State In The Real – Penn State Music Scene

Album Review: Modest Mouse, Strangers to Ourselves


A lot has happened in eight years, we have had a new president (who has been reelected), there have been like 6 new iPhones, Tom Brady won another Super Bowl, Peyton Manning left the Colts, two Olympics, and no Modest Mouse albums. After a long, long hiatus, the band that brought us wonderful hits like “Float On” and “Dashboard” are back, and they have come back with a heartfelt tender album. No for those unfamiliar with Modest Mouse, the band first burst onto the scene with the hit “Float On” debuting in what I call the “Golden Summer of Alternative Rock” that Summer also seeing the releases of “Somebody Told Me” by the Killers and “Take Me Out” by Franz Ferdinand. I became hooked on the rock song with depressing lyrics. It wasn’t until later that the band really caught my attention, I thought that they would be a one hit wonder, and “Dashboard” made me an honest to goodness fan of the band. With the announcement of their new album, their first in eight years, I got to say I wasn’t too excited. In fact I sort of avoided hearing any news from the band. I had lost interest in the band, they hadn’t done anything in so long that I became tired of hearing the same songs again and again. But I went home and listened to the always on point Alt. Nation on Sirius XM, and really enjoyed the first single “Lampshades of Fire” and started to pay a bit more attention to the band. When they released the music video for “Coyotes” they not only captured my ears, but they also won my heart. So much emotion was in the music video and it was just a great way to really get my attention for a new album, yes I love dogs that much. But was all of the hype and build up worth it?



First off look at the album art, no really look at the album art. It is absolutely gorgeous, it may be simple on first glance, but when you hold the physical copy in your hands and open the case it becomes something special and it really is a piece of art that you are holding in you hand. The opening track starts off with the traditional Modest Mouse sound that we have come to love and expect from the band. It is a tender vocal with harsh clashing sounds. It is disjointed to the point of perfection. The songs find a nice way to really flow into one another and create such a rich, whole and complete sound that is really missing in most modern albums these days, where every song sounds like a single, and the album doesn’t have a cohesive flow to it. With Strangers to Ourselves Modest Mouse creates an album that takes you on a musical journey that makes you appreciate how influential Modest Mouse is in the alternative rock world. Isaac Brock’s vocals make the band who they are but, he alone couldn’t make this album what it is. The variety of instruments used in the album make it really stand out, sometimes the album feels like an 80s rock opera, and at others it feels like an early 2000s alt. rock escape album. Modest Mouse stays true to their roots on this album and brings their sound from their older albums, but they also show their maturity and evolution as a band on this album, from experimenting with vocal distortion, to change of pace. The album brings something for all fans of music and Modest Mouse.

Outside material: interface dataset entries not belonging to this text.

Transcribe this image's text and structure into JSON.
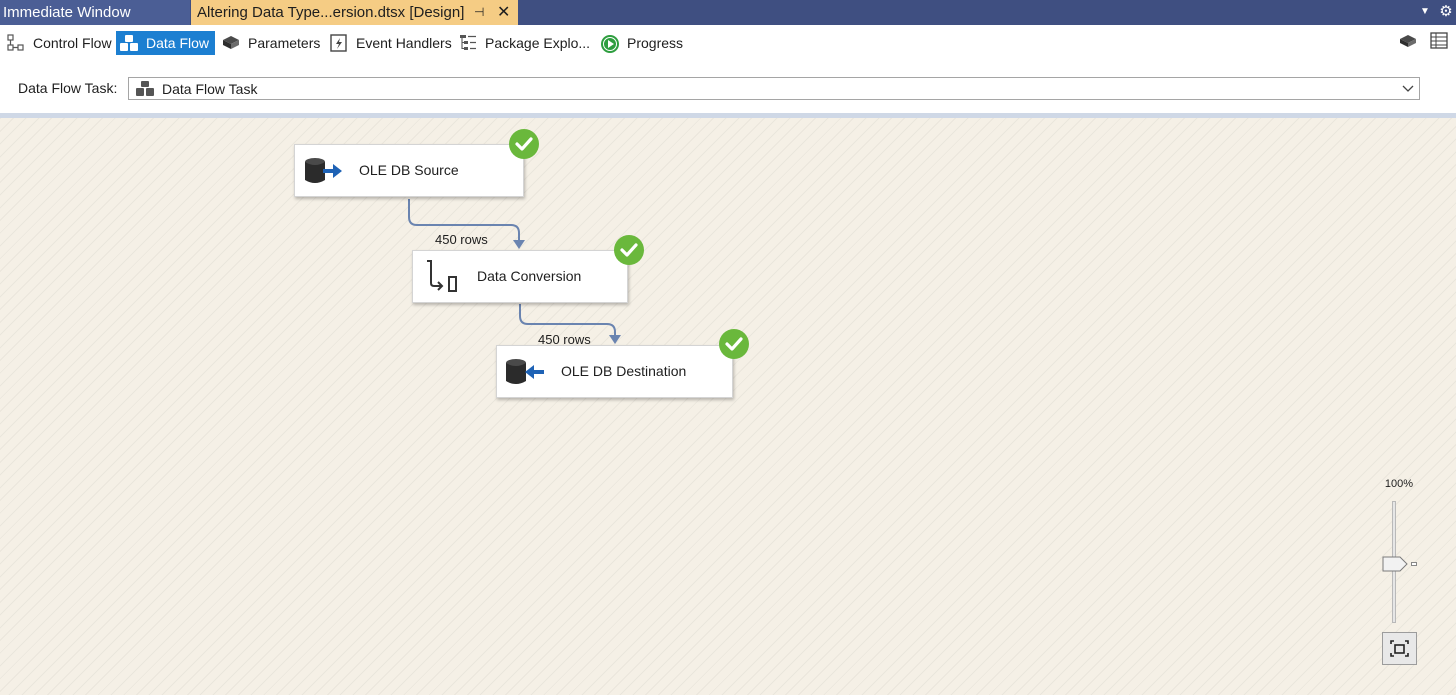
{
  "tabs": {
    "inactive_label": "Immediate Window",
    "active_label": "Altering Data Type...ersion.dtsx [Design]",
    "pin_glyph": "⊣",
    "close_glyph": "✕"
  },
  "designer_tabs": [
    {
      "label": "Control Flow",
      "icon": "control-flow-icon",
      "active": false
    },
    {
      "label": "Data Flow",
      "icon": "data-flow-icon",
      "active": true
    },
    {
      "label": "Parameters",
      "icon": "parameters-icon",
      "active": false
    },
    {
      "label": "Event Handlers",
      "icon": "event-handlers-icon",
      "active": false
    },
    {
      "label": "Package Explo...",
      "icon": "package-explorer-icon",
      "active": false
    },
    {
      "label": "Progress",
      "icon": "progress-icon",
      "active": false
    }
  ],
  "task_selector": {
    "label": "Data Flow Task:",
    "value": "Data Flow Task"
  },
  "components": {
    "source": {
      "label": "OLE DB Source",
      "status": "success"
    },
    "conversion": {
      "label": "Data Conversion",
      "status": "success"
    },
    "destination": {
      "label": "OLE DB Destination",
      "status": "success"
    }
  },
  "paths": {
    "source_to_conversion": "450 rows",
    "conversion_to_destination": "450 rows"
  },
  "zoom": {
    "label": "100%",
    "level_percent": 100
  },
  "colors": {
    "tab_strip": "#3f4f81",
    "active_tab": "#f5cc84",
    "designer_tab_active": "#1c7fd1",
    "success_check": "#6ab83c",
    "connector": "#6a84b0"
  }
}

 A62DABCE932BDA9ACE005B76F4565DB6Heath Ledger, a friend of the band, directed the music video for “King Rat” back in 2007


Evolving from We Were Dead Before the Ship Even Sank but staying true to their roots, Modest Mouse is back in action with one of the most powerful, and perfectly constructed albums of the year, and it will be hard pressed for anyone to not include this in a top ten list of albums at the end of the year. Strangers to Ourselves is the perfect title to a band, that has been out of the public eye for so long, and with its release it is like we are discovering Modest Mouse all over again.